Joseph Szabo has photographed teenagers for the past four decades. His images perfectly capture the nuances and emotions of adolescence, and they document his subjects in moments of uncertainty, reflection, longing, bravado, exuberance and awkwardness as they dip a toe into the waters of adulthood.
As Cornell Capa wrote in the foreword of Szabo’s first book, Almost Grown, “Szabo’s camera is sharp, incisive, and young, matching his subjects. One can use many adjectives: revealing, tender, raucous, sexy, showy… in Szabo’s hands, the camera is magically there, the light is always available, the moment is perceived, seen, and caught.”
Over the last 40 years, Szabo has quietly built a reputation and cult following as the quintessential photographer of the teenager. While he has published books and had gallery shows, an exhibition at the Heckscher Museum, in Huntington, New York, that opens this month marks Szabo’s first major retrospective.
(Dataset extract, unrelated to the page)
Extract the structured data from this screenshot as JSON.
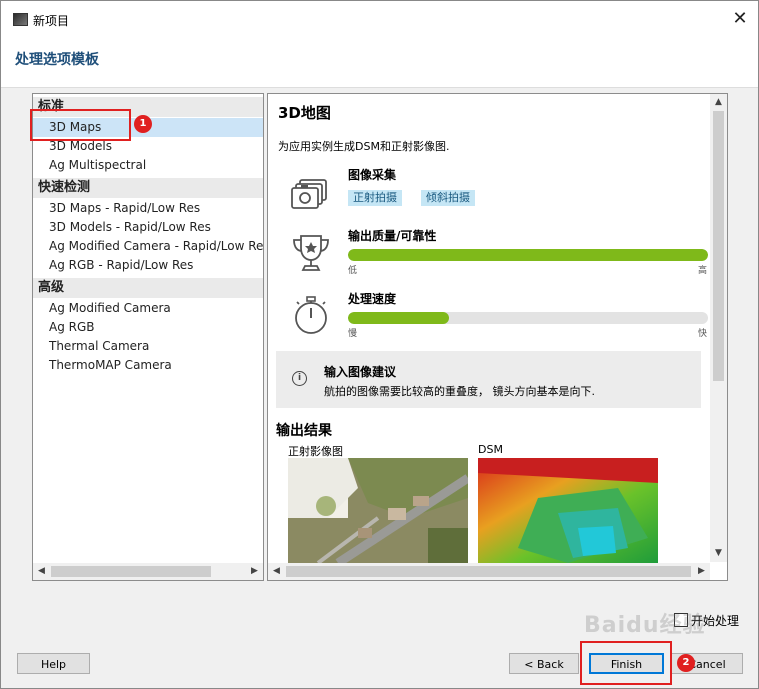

Appropriately located on Long Island—where the majority of the work was made—the show draws from the photographer’s extensive archive and features images from his four books: Almost Grown, Teenage, Rolling Stones Fans and Jones Beach. Work from his recently rediscovered suburban landscape series Hometown are also on display.
The setting for his first museum show is also significant because Szabo was a young art teacher at Malverne High School, in Long Island, in the early 1970s. He began photographing his disinterested and undisciplined teenage students as a way to connect with them, and Szabo found himself drawn to the kids, gaining a sense of what was happening in their lives. “It was always the emotional aspect I was looking for,” Szabo said in a recent documentary called The Joseph Szabo Project. “I wanted them to express who they are. There’s a beauty to that honesty, and I wanted to get below the surface to reflect their lives in a nonjudgmental way.” The resulting body of work, which starts in the classroom before branching out to the school grounds, parties and Jones Beach, is a celebration of teenage experience. Or as Szabo describes it: “The years of restless desire and blossoming sexuality. The world of high school, parking lots and street corners, and the uniquely American culture in which all of us have grown up.”
Szabo’s images are a candid document of coming of age in small towns and suburban America. “You try to capture life in the moment that speaks to you,” he says in the Joseph Szabo Project. “They are fleeting—one moment it’s there and then its gone.” His intimate and iconic images are picture-perfect proof of these fleeting moments—memories magically captured and frozen forever.
Coming of Age in America: The Photography of Joseph Szabo is on display at the Heckscher Museum of Art, Long Island, New York through March 25.
To see more of Joseph Szabo’s work on LightBox, click here.